Feature Blogs

Matt's 2002 Oscar Gambling & Awards Summary

It's 1:15am.  Do you know where your children are?
Well the Oscars have come and gone for another year.  So let's take a look at the rundown.
In terms of the gambling, I can't complain.  I know Lord Of The Rings missed the top prize (sorry to those who lost money - I'll buy you a drink) but thanks to the lovely Halle Berry, I won $480 on the night to take my career Oscar profit to $1,440 for the last 7 years.  Of my two tips, it seems most were on Rings although I know Michael Elliot in England did have 20 pounds on Berry at 6-1.  He owes me a drink I think.

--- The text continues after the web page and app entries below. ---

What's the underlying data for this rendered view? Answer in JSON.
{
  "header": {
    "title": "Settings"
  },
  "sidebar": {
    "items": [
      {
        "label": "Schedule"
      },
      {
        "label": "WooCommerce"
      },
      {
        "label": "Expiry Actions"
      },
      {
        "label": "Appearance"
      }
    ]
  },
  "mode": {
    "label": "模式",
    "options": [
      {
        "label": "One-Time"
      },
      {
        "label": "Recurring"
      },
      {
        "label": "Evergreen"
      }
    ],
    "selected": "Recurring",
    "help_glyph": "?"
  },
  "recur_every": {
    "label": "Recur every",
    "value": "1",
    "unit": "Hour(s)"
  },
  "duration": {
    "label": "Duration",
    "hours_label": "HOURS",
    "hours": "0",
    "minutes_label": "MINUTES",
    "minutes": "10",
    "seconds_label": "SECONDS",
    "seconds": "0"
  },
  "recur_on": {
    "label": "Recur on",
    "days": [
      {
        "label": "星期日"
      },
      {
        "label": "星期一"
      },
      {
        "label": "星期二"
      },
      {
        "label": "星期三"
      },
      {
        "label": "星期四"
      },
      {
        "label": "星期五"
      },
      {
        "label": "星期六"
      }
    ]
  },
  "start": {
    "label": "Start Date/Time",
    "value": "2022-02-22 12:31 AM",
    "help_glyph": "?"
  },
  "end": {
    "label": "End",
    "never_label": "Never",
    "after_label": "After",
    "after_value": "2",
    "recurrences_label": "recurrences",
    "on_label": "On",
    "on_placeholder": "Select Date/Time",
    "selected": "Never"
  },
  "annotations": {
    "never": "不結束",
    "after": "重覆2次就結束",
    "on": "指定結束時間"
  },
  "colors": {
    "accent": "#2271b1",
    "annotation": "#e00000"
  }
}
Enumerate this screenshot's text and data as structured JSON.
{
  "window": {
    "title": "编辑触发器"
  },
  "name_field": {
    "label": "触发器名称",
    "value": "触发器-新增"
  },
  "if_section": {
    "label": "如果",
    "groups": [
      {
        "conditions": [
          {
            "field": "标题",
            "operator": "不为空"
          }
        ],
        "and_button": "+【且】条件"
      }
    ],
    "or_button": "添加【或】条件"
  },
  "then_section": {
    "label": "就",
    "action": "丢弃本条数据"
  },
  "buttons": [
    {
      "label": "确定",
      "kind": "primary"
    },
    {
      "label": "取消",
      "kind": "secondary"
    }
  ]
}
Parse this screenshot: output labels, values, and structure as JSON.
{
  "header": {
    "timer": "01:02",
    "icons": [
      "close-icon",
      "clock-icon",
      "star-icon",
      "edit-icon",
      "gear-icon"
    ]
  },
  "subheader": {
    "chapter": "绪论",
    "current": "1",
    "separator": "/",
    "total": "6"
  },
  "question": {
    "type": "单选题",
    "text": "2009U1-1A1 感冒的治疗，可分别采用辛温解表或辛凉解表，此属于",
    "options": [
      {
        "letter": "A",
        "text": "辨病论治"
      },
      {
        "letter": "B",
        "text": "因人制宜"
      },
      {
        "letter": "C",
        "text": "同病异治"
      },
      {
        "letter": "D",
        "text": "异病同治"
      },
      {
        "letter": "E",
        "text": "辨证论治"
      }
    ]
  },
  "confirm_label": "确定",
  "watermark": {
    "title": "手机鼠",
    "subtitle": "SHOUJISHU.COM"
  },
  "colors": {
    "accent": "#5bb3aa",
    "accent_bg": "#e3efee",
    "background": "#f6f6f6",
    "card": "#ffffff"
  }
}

In an Oscars first, the winning envelope had a small note that said the race was very close which A Beautiful Mind producer Brian Grazer read on air. This basically says there was only a handful of votes between A Beautiful Mind and The Lord Of The Rings which confirms what I've been saying all along in that both films had a 50/50 chance and the value was with Rings. So despite being disappointed, I can take some satisfaction away from the Rings loss.
In terms of the Oscars contest, we had a clear winner.  It was a tough year all around but Matt McDonough picked 4 out of the 5 correctly only missing out on Gosford Park for best original screenplay.  5 people were runners up with 3 correct - David King, Matt Gordon, Judy Graham, Hung Tran and Sam Dagan.
As for the night itself, it was certainly a tough one.  I picked just 10 of the 24 winners but as I mentioned above, Berry was the one I wanted and thank god for her.
The telecast was solid.  The tributes didn't drag on and I felt they added much to the night.  Whoopi didn't do much and the best appearance for me was that of Woody Allen.  Coincidentally, his new film opens at the Palace Centro on Thursday.  Yay!
Surprises were everywhere so where do I start.  After 16 nominations, Randy Newman finally cracked it for a win in the song category.  Black Hawk Down picked up 2 technical awards after being snubbed in the bigger categories.  Amelie shockingly lost the best foreign film category to No Man's Land from Bosnia.  Jim Broadbent snuck ahead of Ian McKellan to win best supporting actor.  And what about Denzel Washington beating Russell Crowe?  Washington's performance was mediocre in a very ordinary film.  Crowe can consider himself very unfortunate and Washington very lucky.
As I did last year, I've attached photos of my reactions just a split second after the major awards were announced.  They're pretty embarassing but hey, who cares - it's what the Oscars are all about.
So that's it for another year.  More feedback on the Oscars washup will feature in next week's issue plus some reviews of the Easter viewings. Have a great long weekend and see you all at the movies!!!